When a visa delay caused the Cuba trip to fall through, Connell decided to follow her professor’s advice, and packed her bags for Borneo. “All I knew was they had outlawed headhunting in the 1950s, so my neck was safe,” she says. “And, since Indonesia is a Muslim country, the Christian evangelistic meetings had to be advertised as ‘non-Muslim meetings.’”
A lifelong Seventh-day Adventist, Connell realized there had always been a nagging question in the back of her mind when it came to sharing her faith. “I told God, ‘I believe these things, but other people will just say I believe it because I read the Bible through Adventist lenses.’”
Looking back, Connell recognizes that the ShareHim trip not only changed her perspective on Adventist truth, but also prepared her for future ministry. Despite growing up in a large Adventist community, she had never attended an evangelistic series. Now she found herself preaching one. When baptism day arrived, she watched Buddhists, Hindus, Muslims, atheists, Pentecostals, and Catholics all enter the water to be buried in baptism. “God said to me, ‘See, Dana, people know truth when they hear it. Just preach my Word.’ Growing up Adventist, I didn’t see that Christianity worked. On this trip, though, I saw that the Bible knowledge I’d taken for granted was something people were hungry for.”

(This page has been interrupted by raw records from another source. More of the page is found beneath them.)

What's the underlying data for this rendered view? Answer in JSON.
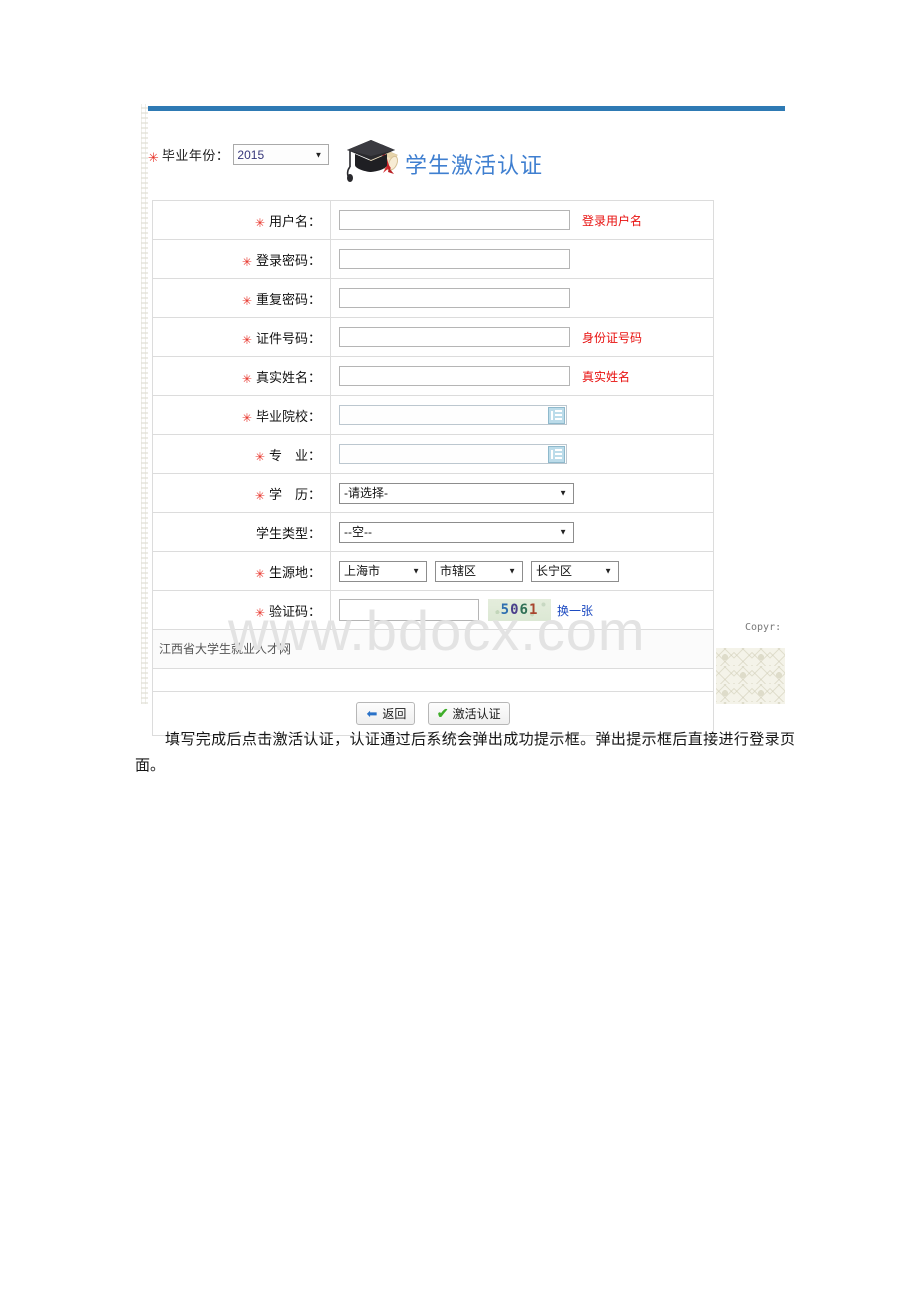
{
  "document": {
    "watermark": "www.bdocx.com"
  },
  "header": {
    "year_label": "毕业年份：",
    "year_value": "2015",
    "year_options": [
      "2015"
    ],
    "logo_title": "学生激活认证",
    "logo_icon": "graduation-cap-diploma-icon",
    "accent_color": "#2e7ab4",
    "title_color": "#3f7fd0"
  },
  "form": {
    "rows": [
      {
        "label": "用户名：",
        "required": true,
        "type": "text",
        "value": "",
        "hint": "登录用户名"
      },
      {
        "label": "登录密码：",
        "required": true,
        "type": "password",
        "value": "",
        "hint": ""
      },
      {
        "label": "重复密码：",
        "required": true,
        "type": "password",
        "value": "",
        "hint": ""
      },
      {
        "label": "证件号码：",
        "required": true,
        "type": "text",
        "value": "",
        "hint": "身份证号码"
      },
      {
        "label": "真实姓名：",
        "required": true,
        "type": "text",
        "value": "",
        "hint": "真实姓名"
      },
      {
        "label": "毕业院校：",
        "required": true,
        "type": "picker",
        "value": "",
        "hint": "",
        "picker_icon": "list-picker-icon"
      },
      {
        "label": "专　业：",
        "required": true,
        "type": "picker",
        "value": "",
        "hint": "",
        "picker_icon": "list-picker-icon"
      },
      {
        "label": "学　历：",
        "required": true,
        "type": "select",
        "value": "-请选择-",
        "options": [
          "-请选择-"
        ],
        "hint": ""
      },
      {
        "label": "学生类型：",
        "required": false,
        "type": "select",
        "value": "--空--",
        "options": [
          "--空--"
        ],
        "hint": ""
      },
      {
        "label": "生源地：",
        "required": true,
        "type": "cascade",
        "selects": [
          {
            "value": "上海市",
            "options": [
              "上海市"
            ]
          },
          {
            "value": "市辖区",
            "options": [
              "市辖区"
            ]
          },
          {
            "value": "长宁区",
            "options": [
              "长宁区"
            ]
          }
        ],
        "hint": ""
      },
      {
        "label": "验证码：",
        "required": true,
        "type": "captcha",
        "value": "",
        "captcha_text": "5061",
        "refresh_label": "换一张",
        "hint": ""
      }
    ]
  },
  "footer": {
    "site_name": "江西省大学生就业人才网",
    "copyright_fragment": "Copyr:",
    "back_button": "返回",
    "back_icon": "arrow-left-icon",
    "submit_button": "激活认证",
    "submit_icon": "check-icon"
  },
  "body_text": {
    "line1": "填写完成后点击激活认证，认证通过后系统会弹出成功提示框。弹出提示框后直",
    "line2": "接进行登录页面。"
  }
}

Connell continued to benefit from this experience long after her trip was over. Her next step along God’s path for her life was taking care of her grandma in northern England, and working as a Bible worker and literature evangelist in a primarily Muslim and atheist area. She went on to learn additional administrative skills in a position with the Kansas-Nebraska Conference Youth Ministries Department. Then she wrestled with God for a year about whether or not to attend seminary before finally heeding His call.
Today, Connell serves as associate and interim head pastor of the Raleigh, N.C., Church. She values the gifts and passion the members have for sharing Jesus. Recently, she was invited to lead a small study group in the home of a neighbor who had been praying for a friend. Although her journey has taken a circuitous route and sometimes included a few roller coasters, she rests in the peace that comes from knowing she’s right where she’s supposed to be.
Carolina | September 2017